• _What is being asked_:
Exactly repeat the full listing that follows.

• _Records provided_:
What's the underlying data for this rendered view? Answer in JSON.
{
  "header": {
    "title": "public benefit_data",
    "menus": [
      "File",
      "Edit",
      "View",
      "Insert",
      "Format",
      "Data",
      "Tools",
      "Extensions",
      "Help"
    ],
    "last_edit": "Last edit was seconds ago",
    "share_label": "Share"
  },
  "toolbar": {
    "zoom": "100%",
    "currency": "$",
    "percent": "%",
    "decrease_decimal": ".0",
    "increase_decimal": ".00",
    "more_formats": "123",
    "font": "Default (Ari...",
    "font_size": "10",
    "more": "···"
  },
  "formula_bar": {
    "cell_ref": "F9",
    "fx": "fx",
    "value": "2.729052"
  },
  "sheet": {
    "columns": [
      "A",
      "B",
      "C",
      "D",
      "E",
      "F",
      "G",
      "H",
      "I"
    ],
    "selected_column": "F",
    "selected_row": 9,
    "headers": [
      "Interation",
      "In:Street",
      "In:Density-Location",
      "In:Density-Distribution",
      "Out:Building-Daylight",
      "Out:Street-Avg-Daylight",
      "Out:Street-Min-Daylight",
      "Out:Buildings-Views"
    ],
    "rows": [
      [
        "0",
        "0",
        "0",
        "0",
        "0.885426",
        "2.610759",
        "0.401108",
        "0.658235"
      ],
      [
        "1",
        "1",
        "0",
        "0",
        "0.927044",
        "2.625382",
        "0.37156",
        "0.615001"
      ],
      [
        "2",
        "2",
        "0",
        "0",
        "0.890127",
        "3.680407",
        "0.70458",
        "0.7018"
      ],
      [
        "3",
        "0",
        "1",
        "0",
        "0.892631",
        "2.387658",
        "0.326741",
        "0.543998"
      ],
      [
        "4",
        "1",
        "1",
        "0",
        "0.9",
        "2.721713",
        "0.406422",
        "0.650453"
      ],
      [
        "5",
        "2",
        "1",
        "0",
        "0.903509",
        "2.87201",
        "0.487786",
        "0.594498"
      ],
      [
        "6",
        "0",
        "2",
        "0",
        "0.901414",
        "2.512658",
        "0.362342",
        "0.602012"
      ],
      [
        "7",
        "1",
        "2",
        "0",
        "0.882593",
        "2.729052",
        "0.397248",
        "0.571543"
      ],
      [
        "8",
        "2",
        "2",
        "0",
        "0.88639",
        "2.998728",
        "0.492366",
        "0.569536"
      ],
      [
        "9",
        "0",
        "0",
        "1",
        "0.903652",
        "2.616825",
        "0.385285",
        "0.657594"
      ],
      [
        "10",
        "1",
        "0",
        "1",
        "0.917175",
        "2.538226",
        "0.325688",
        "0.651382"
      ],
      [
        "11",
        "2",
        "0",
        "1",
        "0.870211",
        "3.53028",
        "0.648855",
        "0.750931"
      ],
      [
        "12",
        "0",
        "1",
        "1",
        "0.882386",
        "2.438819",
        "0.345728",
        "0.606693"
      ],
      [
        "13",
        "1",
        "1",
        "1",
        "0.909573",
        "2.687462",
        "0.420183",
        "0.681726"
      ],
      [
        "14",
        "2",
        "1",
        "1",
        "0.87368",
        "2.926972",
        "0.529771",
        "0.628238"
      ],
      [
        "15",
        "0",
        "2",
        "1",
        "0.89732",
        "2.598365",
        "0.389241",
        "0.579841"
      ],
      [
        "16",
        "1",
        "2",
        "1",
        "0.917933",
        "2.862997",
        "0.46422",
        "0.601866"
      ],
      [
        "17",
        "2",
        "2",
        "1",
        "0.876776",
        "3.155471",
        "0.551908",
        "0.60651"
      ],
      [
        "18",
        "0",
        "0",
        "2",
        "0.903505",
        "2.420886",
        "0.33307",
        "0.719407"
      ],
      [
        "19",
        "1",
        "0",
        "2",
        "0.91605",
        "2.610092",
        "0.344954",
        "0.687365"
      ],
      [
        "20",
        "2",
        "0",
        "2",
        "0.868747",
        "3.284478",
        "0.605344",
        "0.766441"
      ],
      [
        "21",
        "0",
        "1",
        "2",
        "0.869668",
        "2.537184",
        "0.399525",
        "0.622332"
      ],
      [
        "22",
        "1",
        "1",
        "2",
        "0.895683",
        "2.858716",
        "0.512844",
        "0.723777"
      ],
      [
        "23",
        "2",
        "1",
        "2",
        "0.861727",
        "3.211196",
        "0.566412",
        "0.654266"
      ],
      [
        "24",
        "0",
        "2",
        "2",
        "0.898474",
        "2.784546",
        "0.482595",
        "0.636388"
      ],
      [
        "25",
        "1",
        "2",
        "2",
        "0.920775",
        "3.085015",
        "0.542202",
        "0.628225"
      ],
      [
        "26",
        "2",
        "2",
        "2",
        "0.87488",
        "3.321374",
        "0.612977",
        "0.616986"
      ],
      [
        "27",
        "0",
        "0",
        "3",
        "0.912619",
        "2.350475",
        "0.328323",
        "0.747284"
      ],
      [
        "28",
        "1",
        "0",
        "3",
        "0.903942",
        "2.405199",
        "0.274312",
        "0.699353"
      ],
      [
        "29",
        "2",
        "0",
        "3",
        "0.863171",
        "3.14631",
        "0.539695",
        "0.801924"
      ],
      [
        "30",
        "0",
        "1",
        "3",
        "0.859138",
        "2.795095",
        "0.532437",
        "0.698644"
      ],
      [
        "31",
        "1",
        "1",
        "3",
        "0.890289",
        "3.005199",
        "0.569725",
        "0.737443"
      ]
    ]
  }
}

• _Exercise response_:
What's the underlying data for this rendered view? Answer in JSON.
{
  "header": {
    "title": "public benefit_data",
    "menus": [
      "File",
      "Edit",
      "View",
      "Insert",
      "Format",
      "Data",
      "Tools",
      "Extensions",
      "Help"
    ],
    "last_edit": "Last edit was seconds ago",
    "share_label": "Share"
  },
  "toolbar": {
    "zoom": "100%",
    "currency": "$",
    "percent": "%",
    "decrease_decimal": ".0",
    "increase_decimal": ".00",
    "more_formats": "123",
    "font": "Default (Ari...",
    "font_size": "10",
    "more": "···"
  },
  "formula_bar": {
    "cell_ref": "F9",
    "fx": "fx",
    "value": "2.729052"
  },
  "sheet": {
    "columns": [
      "A",
      "B",
      "C",
      "D",
      "E",
      "F",
      "G",
      "H",
      "I"
    ],
    "selected_column": "F",
    "selected_row": 9,
    "headers": [
      "Interation",
      "In:Street",
      "In:Density-Location",
      "In:Density-Distribution",
      "Out:Building-Daylight",
      "Out:Street-Avg-Daylight",
      "Out:Street-Min-Daylight",
      "Out:Buildings-Views"
    ],
    "rows": [
      [
        "0",
        "0",
        "0",
        "0",
        "0.885426",
        "2.610759",
        "0.401108",
        "0.658235"
      ],
      [
        "1",
        "1",
        "0",
        "0",
        "0.927044",
        "2.625382",
        "0.37156",
        "0.615001"
      ],
      [
        "2",
        "2",
        "0",
        "0",
        "0.890127",
        "3.680407",
        "0.70458",
        "0.7018"
      ],
      [
        "3",
        "0",
        "1",
        "0",
        "0.892631",
        "2.387658",
        "0.326741",
        "0.543998"
      ],
      [
        "4",
        "1",
        "1",
        "0",
        "0.9",
        "2.721713",
        "0.406422",
        "0.650453"
      ],
      [
        "5",
        "2",
        "1",
        "0",
        "0.903509",
        "2.87201",
        "0.487786",
        "0.594498"
      ],
      [
        "6",
        "0",
        "2",
        "0",
        "0.901414",
        "2.512658",
        "0.362342",
        "0.602012"
      ],
      [
        "7",
        "1",
        "2",
        "0",
        "0.882593",
        "2.729052",
        "0.397248",
        "0.571543"
      ],
      [
        "8",
        "2",
        "2",
        "0",
        "0.88639",
        "2.998728",
        "0.492366",
        "0.569536"
      ],
      [
        "9",
        "0",
        "0",
        "1",
        "0.903652",
        "2.616825",
        "0.385285",
        "0.657594"
      ],
      [
        "10",
        "1",
        "0",
        "1",
        "0.917175",
        "2.538226",
        "0.325688",
        "0.651382"
      ],
      [
        "11",
        "2",
        "0",
        "1",
        "0.870211",
        "3.53028",
        "0.648855",
        "0.750931"
      ],
      [
        "12",
        "0",
        "1",
        "1",
        "0.882386",
        "2.438819",
        "0.345728",
        "0.606693"
      ],
      [
        "13",
        "1",
        "1",
        "1",
        "0.909573",
        "2.687462",
        "0.420183",
        "0.681726"
      ],
      [
        "14",
        "2",
        "1",
        "1",
        "0.87368",
        "2.926972",
        "0.529771",
        "0.628238"
      ],
      [
        "15",
        "0",
        "2",
        "1",
        "0.89732",
        "2.598365",
        "0.389241",
        "0.579841"
      ],
      [
        "16",
        "1",
        "2",
        "1",
        "0.917933",
        "2.862997",
        "0.46422",
        "0.601866"
      ],
      [
        "17",
        "2",
        "2",
        "1",
        "0.876776",
        "3.155471",
        "0.551908",
        "0.60651"
      ],
      [
        "18",
        "0",
        "0",
        "2",
        "0.903505",
        "2.420886",
        "0.33307",
        "0.719407"
      ],
      [
        "19",
        "1",
        "0",
        "2",
        "0.91605",
        "2.610092",
        "0.344954",
        "0.687365"
      ],
      [
        "20",
        "2",
        "0",
        "2",
        "0.868747",
        "3.284478",
        "0.605344",
        "0.766441"
      ],
      [
        "21",
        "0",
        "1",
        "2",
        "0.869668",
        "2.537184",
        "0.399525",
        "0.622332"
      ],
      [
        "22",
        "1",
        "1",
        "2",
        "0.895683",
        "2.858716",
        "0.512844",
        "0.723777"
      ],
      [
        "23",
        "2",
        "1",
        "2",
        "0.861727",
        "3.211196",
        "0.566412",
        "0.654266"
      ],
      [
        "24",
        "0",
        "2",
        "2",
        "0.898474",
        "2.784546",
        "0.482595",
        "0.636388"
      ],
      [
        "25",
        "1",
        "2",
        "2",
        "0.920775",
        "3.085015",
        "0.542202",
        "0.628225"
      ],
      [
        "26",
        "2",
        "2",
        "2",
        "0.87488",
        "3.321374",
        "0.612977",
        "0.616986"
      ],
      [
        "27",
        "0",
        "0",
        "3",
        "0.912619",
        "2.350475",
        "0.328323",
        "0.747284"
      ],
      [
        "28",
        "1",
        "0",
        "3",
        "0.903942",
        "2.405199",
        "0.274312",
        "0.699353"
      ],
      [
        "29",
        "2",
        "0",
        "3",
        "0.863171",
        "3.14631",
        "0.539695",
        "0.801924"
      ],
      [
        "30",
        "0",
        "1",
        "3",
        "0.859138",
        "2.795095",
        "0.532437",
        "0.698644"
      ],
      [
        "31",
        "1",
        "1",
        "3",
        "0.890289",
        "3.005199",
        "0.569725",
        "0.737443"
      ]
    ]
  }
}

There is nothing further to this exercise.